YOUR GOAL: Restate the listing that follows word for word, without its pictures.

=== INPUT FOR THIS TASK ===

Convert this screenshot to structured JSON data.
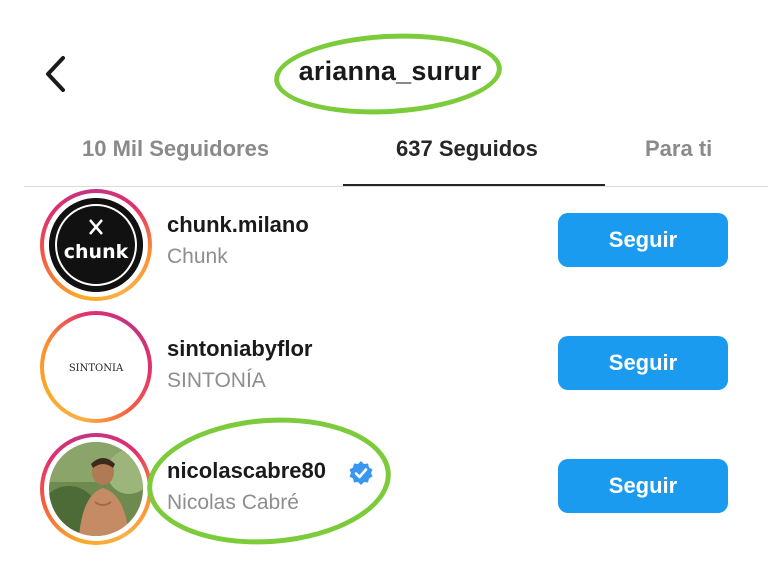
{
  "header": {
    "title": "arianna_surur",
    "back_icon": "chevron-left-icon"
  },
  "tabs": [
    {
      "label": "10 Mil Seguidores",
      "active": false
    },
    {
      "label": "637 Seguidos",
      "active": true
    },
    {
      "label": "Para ti",
      "active": false
    }
  ],
  "accounts": [
    {
      "username": "chunk.milano",
      "fullname": "Chunk",
      "avatar_text": "chunk",
      "verified": false,
      "button_label": "Seguir"
    },
    {
      "username": "sintoniabyflor",
      "fullname": "SINTONÍA",
      "avatar_text": "SINTONIA",
      "verified": false,
      "button_label": "Seguir"
    },
    {
      "username": "nicolascabre80",
      "fullname": "Nicolas Cabré",
      "avatar_text": "",
      "verified": true,
      "button_label": "Seguir"
    }
  ],
  "colors": {
    "accent": "#1a9bf0",
    "highlight_oval": "#7ccb3b",
    "verified_badge": "#3897f0"
  }
}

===

OUTPUT FOR THIS TASK:
Convert this screenshot to structured JSON data.
{
  "header": {
    "title": "arianna_surur",
    "back_icon": "chevron-left-icon"
  },
  "tabs": [
    {
      "label": "10 Mil Seguidores",
      "active": false
    },
    {
      "label": "637 Seguidos",
      "active": true
    },
    {
      "label": "Para ti",
      "active": false
    }
  ],
  "accounts": [
    {
      "username": "chunk.milano",
      "fullname": "Chunk",
      "avatar_text": "chunk",
      "verified": false,
      "button_label": "Seguir"
    },
    {
      "username": "sintoniabyflor",
      "fullname": "SINTONÍA",
      "avatar_text": "SINTONIA",
      "verified": false,
      "button_label": "Seguir"
    },
    {
      "username": "nicolascabre80",
      "fullname": "Nicolas Cabré",
      "avatar_text": "",
      "verified": true,
      "button_label": "Seguir"
    }
  ],
  "colors": {
    "accent": "#1a9bf0",
    "highlight_oval": "#7ccb3b",
    "verified_badge": "#3897f0"
  }
}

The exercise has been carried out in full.